The budgeting battle is often won on the field of “wants,” not “needs.” Housing, transportation, utilities, and food… are non-negotiable in any budget. And while you can undoubtedly make economies here (the line between need and want is not always bright!), you cannot completely eliminate these budget line items. On the other hand, as much as 50% of your spending is likely flexible if you subscribe to the popular “50/30/20” budget wisdom. (50% of your income goes to fixed expenses, with the remainder allocated to variable spending and savings.) You could buy a new sofa, but unless you’re true without a place to sit, you are not required to do so. You would like a new coat, but if you’re not in actual danger, this is an optional purchase. You certainly must eat, but you don’t have to eat every meal in a white tablecloth restaurant. If we start with the assumption that as much as half of your spending is to some extent discretionary, how can we use this knowledge to rein in our spending?
What’s Driving Your Desire to Spend?
For starters, know your why. If a purchase is not to meet a basic living need, what is it for?
- Is it tied to a core value?
- Does it align with your financial mission statement?
- Will it fulfill a goal?
- Or are you hoping some retail therapy will distract you or make you feel better?
The question to ask whenever you’re facing an optional purchase decision is: “What is the opportunity cost of this item?” It will be up to you to decide the dollar threshold that warrants this level of analysis; this level of thought is probably not applicable to a cup of coffee. Conversely, the sticker price of a typical smartphone is $1000. What could you accomplish with that sum if you forgo the purchase? Yes, we are talking about your goals. If your goal is to pay off your student loan, buy a house or travel the world, how much will that $1000 purchase delay achievement of that goal?

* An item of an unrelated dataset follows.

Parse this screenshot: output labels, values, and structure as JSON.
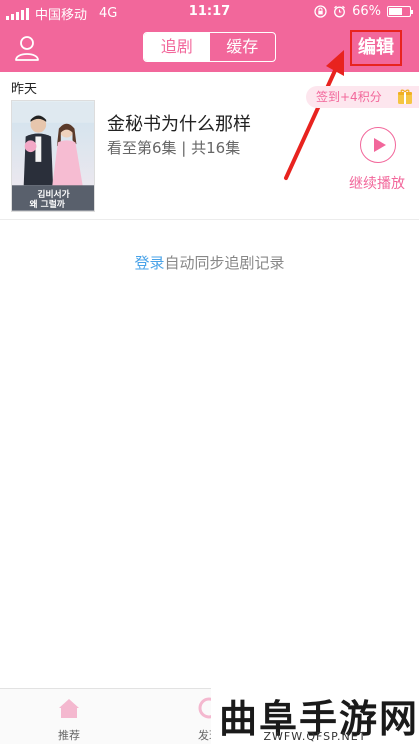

Actually do the calculation! There are a number of good online tools such as this Savings Goal Calculator that can help you make smarter financial decisions. If you judge that the delay is worth it, by all means, have at it. My suspicion, however, is that this slight pause in your thought pattern will often lead you to put the phone back on the shelf. How can you create the time and mental space for this pause to occur? The key is to add a bit of friction to a transaction or even a delay when you’re presented with a spending opportunity. The key is to add a bit of friction to a transaction or even a delay when you’re presented with a spending opportunity.
5 Guidelines to Help Control Spending
Here are a few delaying tactics/spending rules that I like:
1. The In & Out Rule
(No, not a hamburger!) You can only buy X if it is a replacement for Y. Not only does this force you to examine what you really need, but it also cuts down on clutter. Marie Kondo would be proud!
2. The No Credit Rule
You cannot buy anything you cannot pay for immediately in cash or with a debit card. This is a particularly useful guideline for discretionary “service” purchases such as restaurant meals, entertainment events, and vacations. If for reasons of convenience or safety, you do use your credit card, you must be fully prepared to go online and pay off the new charge immediately. Don’t even wait for the monthly statement to cycle.
3. The Amazon Shopping List Rule.
This is a variation of the well-established “24 Hour Rule.” If you identify something online that you want, put it on the internet shopping or favorites list, not in the shopping cart. If you’re still thinking about it a day later, keep thinking about it for another day. In fact, I believe that the 24 Hour Rule should be the One Week Rule. Should you still be obsessed with the idea of having it a week later, fine, go for it…but very often, you won’t.
Believe it or not, “window shopping” (even an online window!) may have fulfilled some needs you had more than purchasing the actual item.
4. The Save Up Rule.
If you have done the mental homework of evaluating the opportunity cost of a significant purchase and decided to proceed, stop right there, and ask this next question: “Does this need to happen right now?” If this is not a matter of health, safety, or the ability to earn a living, the answer is likely “no.” Embrace the wait if you do not have the cash on hand.
5. The ‘Have Your Cake and Eat it Too’ Rule.
Can you borrow the item from a friend or family member? Is there a social media group that you belong to that routinely matches borrowers with lenders in your local community? This can be an excellent option for everyday items such as tools, specialized cooking utensils or appliances, books (including the library, obviously), camping gear, or lawn maintenance equipment. Can you rent it? You can also extend this rule to big-ticket items such as cars (Do you need to own a car 365 days a year, or can you use a vehicle share and/or conventional auto rental for your occasional needs?), formal wear, and even homes (Do you need to buy a vacation home when Airbnb and similar is widely available?).
The act of saving money does not make you morally superior. It is neither realistic nor necessary to live a life where none of your wants are met. When you use the “rules” and tactics above, you gain an opportunity to practice mindfulness in your spending decisions. The only lousy purchase decision? One that does not align with your values and goals.